Our brains are brilliant self-preservation machines and will do anything to protect us from both the dissonance of being wrong and the pain of rejection. When someone chooses to leave, it’s a rejection of not just our choice to stay, but of ourselves. It stings, to varying degrees, and we tend to go into defense mode. We dismiss the leaver as irrelevant—It is they who are making the wrong choice to leave, whereas I am very smart and good for deciding to stay—and shut them out.

At a party, this isn’t much of a thing. It’s a flash. “Seeya later buddy!” and before you can shake off your awkward half-hug, they’re back to a riveting conversation about the merits of Gladiator vs. Troy. No big.

But when you’re leaving something bigger, like a job or a city, the effect is far more pronounced. You get to see yourself shifted from significance, recalculated from present tense to past. You notice subtle differences in interaction, the way people steel themselves against you. Their brains are building walls to protect themselves, and you’re just hanging around reminding them of your rejection.

I’ve been both the leaver and the left, and I understand both sides. This week, I’m walking around the office watching projects move forward without me, people dropping me from communications, the world reordering itself to account for my absence, and I’m feeling the pain of an outsider. I no longer belong here. I’m just roving cognitive dissonance in sensible flats.

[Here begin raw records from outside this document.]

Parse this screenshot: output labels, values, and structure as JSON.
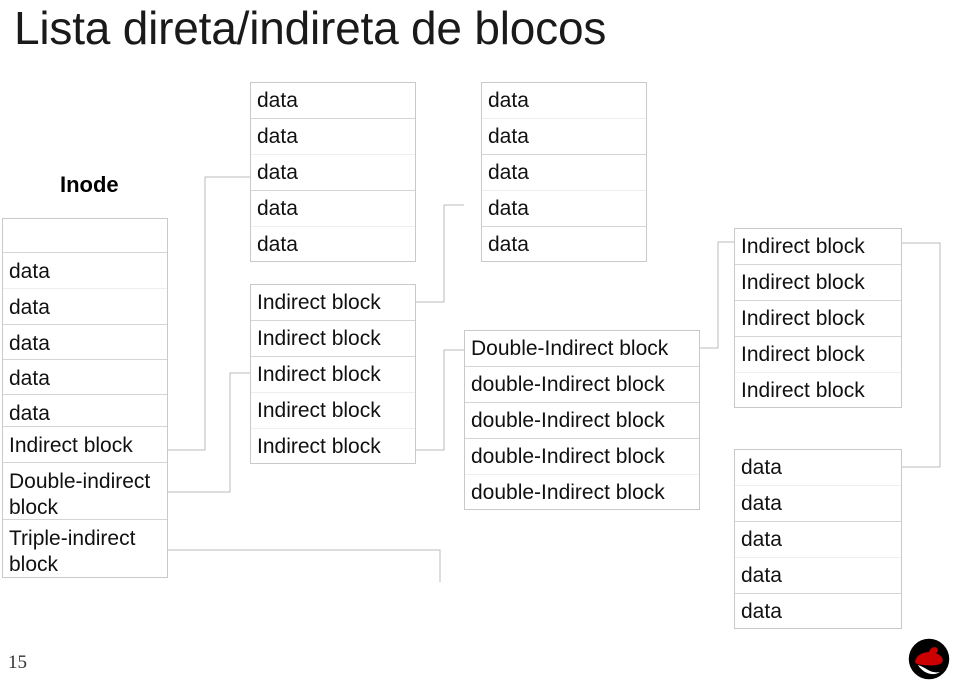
{
  "slide": {
    "title": "Lista direta/indireta de blocos",
    "page_number": "15",
    "logo_name": "red-hat-shadowman-logo"
  },
  "inode": {
    "label": "Inode",
    "rows": [
      "",
      "data",
      "data",
      "data",
      "data",
      "data",
      "Indirect block",
      "Double-indirect block",
      "Triple-indirect block"
    ]
  },
  "level1_data": {
    "rows": [
      "data",
      "data",
      "data",
      "data",
      "data"
    ]
  },
  "level1_indirect": {
    "rows": [
      "Indirect block",
      "Indirect block",
      "Indirect block",
      "Indirect block",
      "Indirect block"
    ]
  },
  "level2_data": {
    "rows": [
      "data",
      "data",
      "data",
      "data",
      "data"
    ]
  },
  "level2_double": {
    "rows": [
      "Double-Indirect block",
      "double-Indirect block",
      "double-Indirect block",
      "double-Indirect block",
      "double-Indirect block"
    ]
  },
  "level3_indirect": {
    "rows": [
      "Indirect block",
      "Indirect block",
      "Indirect block",
      "Indirect block",
      "Indirect block"
    ]
  },
  "level3_data": {
    "rows": [
      "data",
      "data",
      "data",
      "data",
      "data"
    ]
  },
  "colors": {
    "text": "#111111",
    "title": "#1a1a1a",
    "border": "#c9c9c9",
    "row_divider": "#d5d5d5",
    "wire": "#bbbbbb",
    "logo_red": "#cc0000",
    "logo_black": "#000000",
    "background": "#ffffff"
  }
}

Yesterday, my boss tried to Irish goodbye me. She’s on vacation through the end of the week and had every intention of slipping away without giving me a chance to hug her, tell her how much she’s meant to me, and make her watch me cry. (Look, if you’re going to be supportive and wonderful to me for years, you’re going to have to behold my squished-up, red-eyed snotface when we part ways. THAT’S THE DEAL.)

Fortunately, a coworker tipped me off, and I marched into her office to drop a few tears in her doorway and stumble over the words, “I’ll miss you,” like the emotionally stunted Midwesterner I was raised to be. She took it like a champ.

I understand the desire to disappear and avoid the entire terrible goodbye process altogether. If it were professionally acceptable, I might have left that way. Walking around in the remnants of your departure, offloading work onto people you love and have empathy for, and feeling the pain of disentanglement is a certain kind of hell. It’s like a prolonged and intense breakup, and no one’s having a good time.

I’m in the no man’s land of neither here nor there, haunting a space where I no longer belong. I just keep reminding myself that soon I’ll be on the other side, sipping mimosas (kale smoothies) in style (relative poverty). Just three more days.

Setting Adrift — On Purpose

Setting Adrift — On Purpose

After a year of interviews for Adrift on Purpose, I finally decided to untether myself, to take the lessons from the people who’ve shared them and apply them to my own life.

To that end, as of June 16, I’ll no longer have a day job in corporate America and will be going it on my own as an independent contractor.

As of June 30, I’ll no longer have an apartment. Instead, I’ll be traveling in the US and Canada for the summer, spending a few weeks with family Minnesota, and making it up as I go after that. Everything after August is a question mark. (As move-out day approaches, this timeline seems completely bonkers, but here we are.)

I wanted to chronicle this experience, in real time, for two reasons:

  1. To help Future Meg remember all the wide-eyed optimism I started with, and all the weird experiences that are sure to come from this
  2. To demystify the process for others

My favorite part of the podcast is getting to interview people who are living unconventional lives—hearing how they untethered themselves from soul-crushing mundanity and found fulfillment on alternative paths. If I can offer a similar peek behind the curtains for curious onlookers, possibly help them muster their own courage to make changes, then maybe I’ll feel like I’m giving back even the tiniest sliver of what’s been gifted to me.

So that’s why I’m here, and that’s what’s on the horizon.

Alternately, I’ll give up after a few months, crawl back into a corporate womb, and pretend this blog never existed.